Ben Mitchel Abstract: {{{6}}}

Regular group meetings

During term time we meet each week to discuss topical issues. A discussion may be initiated by a short talk given by a member or guest of the group.

Talks can be booked by contacting Jan Tobias Muehlberg. Suitable topics are:

  • Any subject related to programming languages and systems
  • Work in progress to discuss, or ideas you've been mulling over
  • Reports on a paper you read, a recent conference, workshop or visit to another institution, which you think may interest other members of the group
  • Practice for a talk you will be giving at a conference or workshop to obtain feedback from your colleagues

Details of meetings in previous years are available.

Meetings in Summer 2007

Thursday, 03 May Ian Boden: "Animating Simulated Annealing with Lego Mindstorms"
12:20 -- 12:40, CS202J Abstract: This project explores the physical animation of simulated annealing using Lego Mindstorms, and assesses the suitability of this approach to algorithm animation for use as an interactive teaching aid.

Thursday, 03 May Ben Mitchel: "Animation of Garbage Collection Algorithms using Lego Mindstorms"
12:40 -- 13:00, CS202J Abstract:

The list above contains only talks for which at least a speaker and a title are available. The full schedule with incomplete talks and empty slots is available under Meetings in Summer 2007.

Other events

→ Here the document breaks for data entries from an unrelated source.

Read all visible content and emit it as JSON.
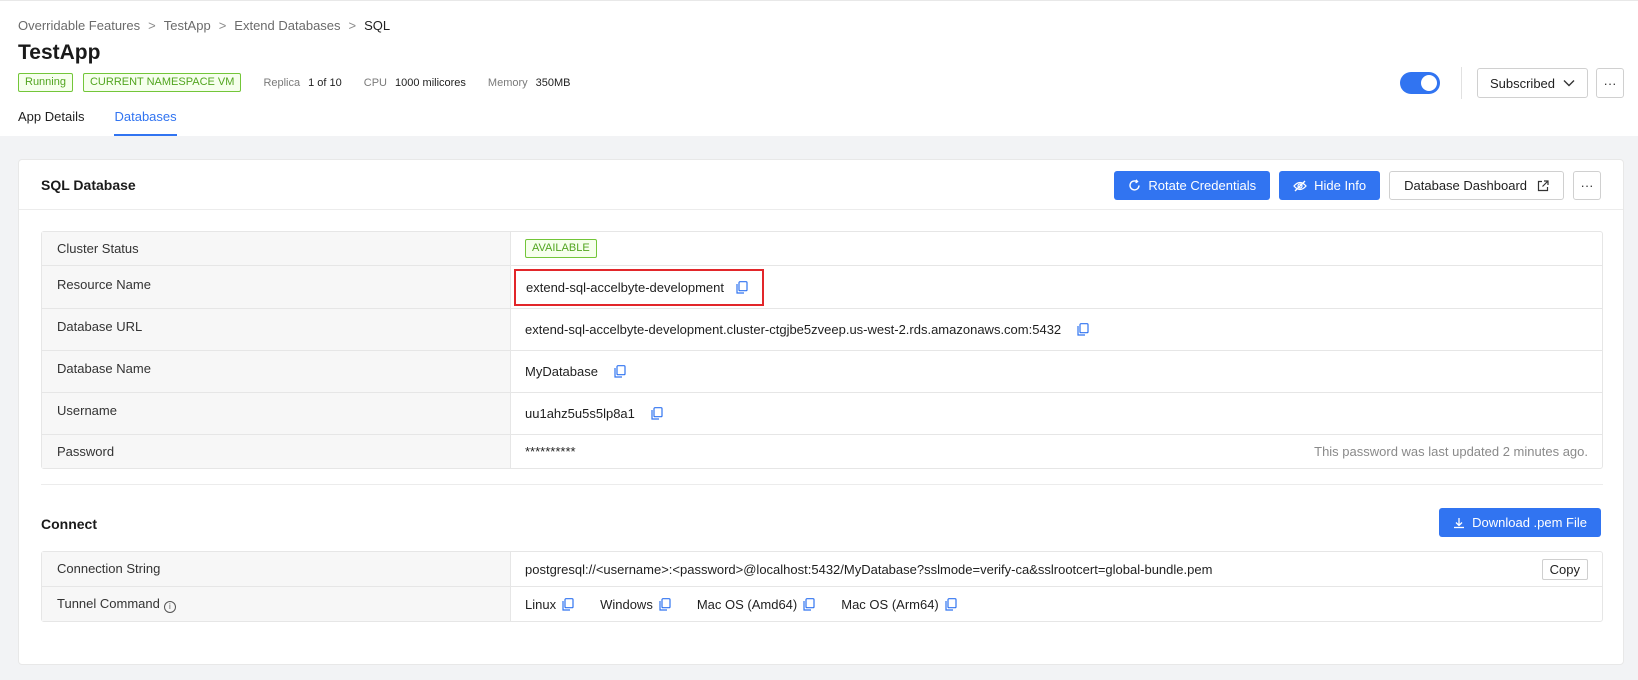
{
  "breadcrumb": {
    "items": [
      "Overridable Features",
      "TestApp",
      "Extend Databases"
    ],
    "current": "SQL",
    "separator": ">"
  },
  "app": {
    "title": "TestApp",
    "status": "Running",
    "namespace": "CURRENT NAMESPACE VM",
    "replica_label": "Replica",
    "replica_value": "1 of 10",
    "cpu_label": "CPU",
    "cpu_value": "1000 milicores",
    "memory_label": "Memory",
    "memory_value": "350MB"
  },
  "header_actions": {
    "subscribed_label": "Subscribed",
    "more_label": "···",
    "toggle_on": true
  },
  "tabs": [
    {
      "label": "App Details",
      "active": false
    },
    {
      "label": "Databases",
      "active": true
    }
  ],
  "sql_card": {
    "title": "SQL Database",
    "rotate_label": "Rotate Credentials",
    "hide_label": "Hide Info",
    "dashboard_label": "Database Dashboard",
    "more_label": "···",
    "rows": {
      "cluster_status": {
        "key": "Cluster Status",
        "value": "AVAILABLE"
      },
      "resource_name": {
        "key": "Resource Name",
        "value": "extend-sql-accelbyte-development"
      },
      "database_url": {
        "key": "Database URL",
        "value": "extend-sql-accelbyte-development.cluster-ctgjbe5zveep.us-west-2.rds.amazonaws.com:5432"
      },
      "database_name": {
        "key": "Database Name",
        "value": "MyDatabase"
      },
      "username": {
        "key": "Username",
        "value": "uu1ahz5u5s5lp8a1"
      },
      "password": {
        "key": "Password",
        "value": "**********",
        "note": "This password was last updated 2 minutes ago."
      }
    }
  },
  "connect": {
    "title": "Connect",
    "download_label": "Download .pem File",
    "connection_string_key": "Connection String",
    "connection_string_value": "postgresql://<username>:<password>@localhost:5432/MyDatabase?sslmode=verify-ca&sslrootcert=global-bundle.pem",
    "copy_label": "Copy",
    "tunnel_key": "Tunnel Command",
    "tunnel_info_glyph": "i",
    "os_options": [
      "Linux",
      "Windows",
      "Mac OS (Amd64)",
      "Mac OS (Arm64)"
    ]
  },
  "colors": {
    "primary": "#3174f1",
    "success_border": "#73c639",
    "highlight": "#e2262a"
  }
}
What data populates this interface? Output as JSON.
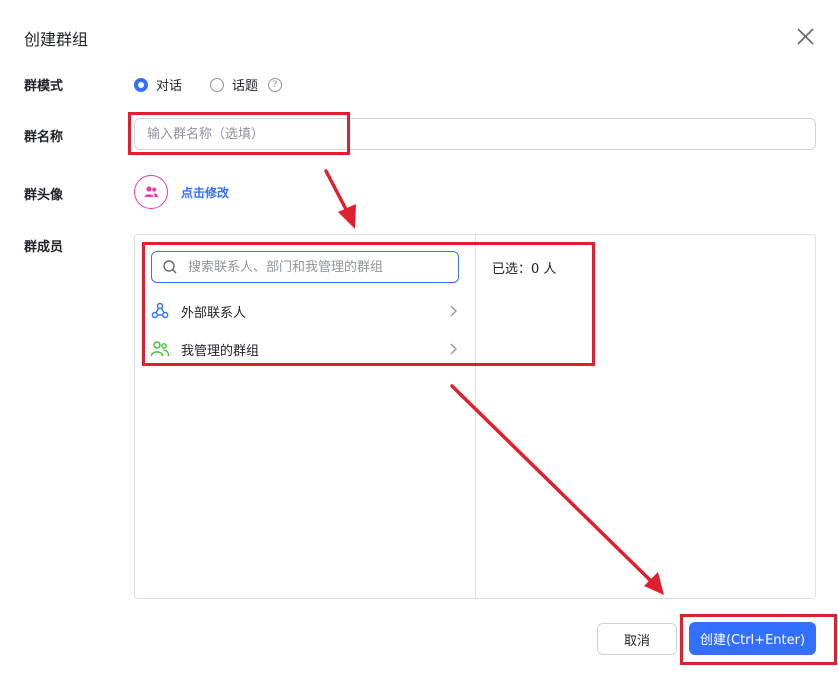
{
  "dialog": {
    "title": "创建群组"
  },
  "mode": {
    "label": "群模式",
    "options": [
      {
        "label": "对话",
        "checked": true
      },
      {
        "label": "话题",
        "checked": false
      }
    ],
    "help_icon": "question-circle-icon"
  },
  "name": {
    "label": "群名称",
    "placeholder": "输入群名称（选填）",
    "value": ""
  },
  "avatar": {
    "label": "群头像",
    "link_text": "点击修改",
    "icon": "group-people-icon"
  },
  "members": {
    "label": "群成员",
    "search_placeholder": "搜索联系人、部门和我管理的群组",
    "items": [
      {
        "label": "外部联系人",
        "icon": "external-contacts-icon"
      },
      {
        "label": "我管理的群组",
        "icon": "managed-groups-icon"
      }
    ],
    "selected_text": "已选：0 人"
  },
  "footer": {
    "cancel_label": "取消",
    "create_label": "创建(Ctrl+Enter)"
  },
  "colors": {
    "accent": "#3370ff",
    "annotation": "#e0202e",
    "avatar_pink": "#f03ba0",
    "group_green": "#34c724"
  }
}
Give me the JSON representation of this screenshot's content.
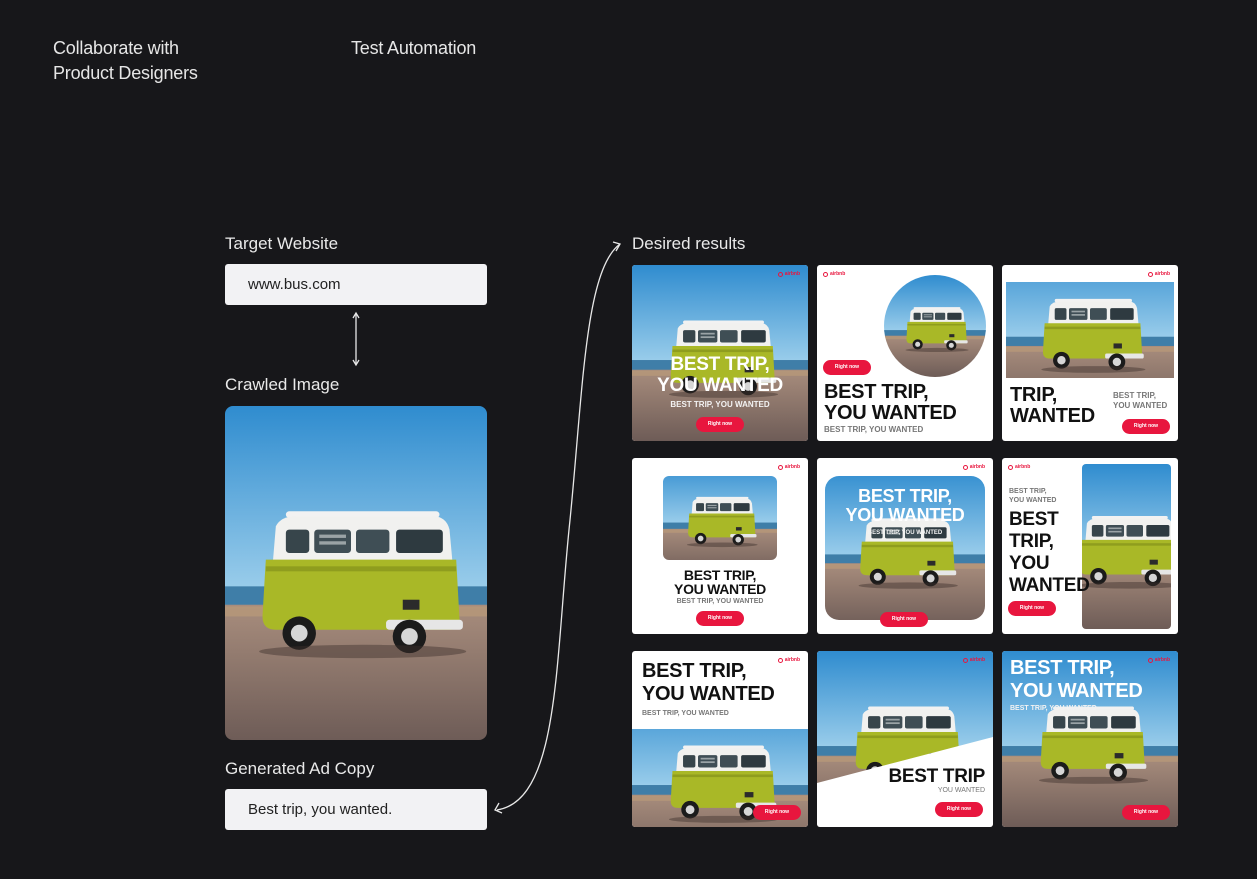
{
  "header": {
    "left_title": "Collaborate with Product Designers",
    "right_title": "Test Automation"
  },
  "pipeline": {
    "target_label": "Target Website",
    "target_value": "www.bus.com",
    "crawled_label": "Crawled Image",
    "adcopy_label": "Generated Ad Copy",
    "adcopy_value": "Best trip, you wanted."
  },
  "results": {
    "label": "Desired results",
    "headline": "BEST TRIP, YOU WANTED",
    "headline_l1": "BEST TRIP,",
    "headline_l2": "YOU WANTED",
    "sub": "BEST TRIP, YOU WANTED",
    "cta": "Right now",
    "brand": "airbnb",
    "card3_l1": "TRIP,",
    "card3_l2": "WANTED",
    "card3_sub_l1": "BEST TRIP,",
    "card3_sub_l2": "YOU WANTED",
    "card6_sub_l1": "BEST TRIP,",
    "card6_sub_l2": "YOU WANTED",
    "card6_w1": "BEST",
    "card6_w2": "TRIP,",
    "card6_w3": "YOU",
    "card6_w4": "WANTED",
    "card8_title": "BEST TRIP",
    "card8_sub": "YOU WANTED"
  },
  "colors": {
    "background": "#17171a",
    "cta_red": "#e8163e",
    "van_green": "#a9b827",
    "sky_blue": "#4c9fd6"
  }
}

Thursday, 31 August 2006 Jonathan Ezekiel: "Can Saturation be Parallelised? On the Parallelisation of a Symbolic State-Space Generator"
14:430 -- 15:00, PDMC, Bonn (satellite of CONCUR) Abstract: Symbolic state-space generators are notoriously hard to parallelise. However, the Saturation algorithm implemented in the SMART verification tool differs from other sequential symbolic state-space generators in that it exploits the locality of firing events in asynchronous system models.

This paper explores whether event locality can be utilised to efficiently parallelise Saturation on shared-memory adrchitectures. Conceptually, we propose to parallelise the firing of events within a decision diagram node, which is technically realised via a thread pool. We discuss the challenges involved in our parallel design and conduct experimental studies on its prototypical implementation. On a dual-processor dual-core PC, our studies show speed-ups for several example models, e.g., of up to 50% for a Kanban model, when compared to running our algorithm only on a single core. (Joint work with Gerald Luettgen and Radu Siminiceanu)

Sunday, 27 August 2006 Jan Tobias Muehlberg: "BLASTing Linux Code"
About 11:45, FMICS, Bonn (satellite of CONCUR) Abstract: Computer programs can only run reliably if the underlying operating system is free of errors. In this paper we evaluate, from a practitioners point of view, the utility of the popular software model checker BLAST for revealing errors in Linux kernel code. The emphasis is on important errors related to memory safety in and locking behaviour of device drivers. Our conducted case studies show that, while BLAST's abstraction and refinement techniques are efficient and powerful, the tool has deficiencies regarding usability and support for analysing pointers, which are likely to prevent kernel developers from using it. (Joint work with Gerald Luettgen)

Links: slides, paper and additional material

Sunday, 2 April 2006 Greg Manning: "The York Abstract Machine"
About 2pm, GT-VMT, Vienna (satellite of ETAPS) Abstract: We introduce the York Abstract Machine (YAM) for implementing the graph programming language GP and, potentially, other graph transformation languages. The advantages of an abstract machine over a direct interpreter for graph transformation rules are better efficiency, use as a common target for compiling both future versions of GP and other languages, and portability of GP programs to different platforms.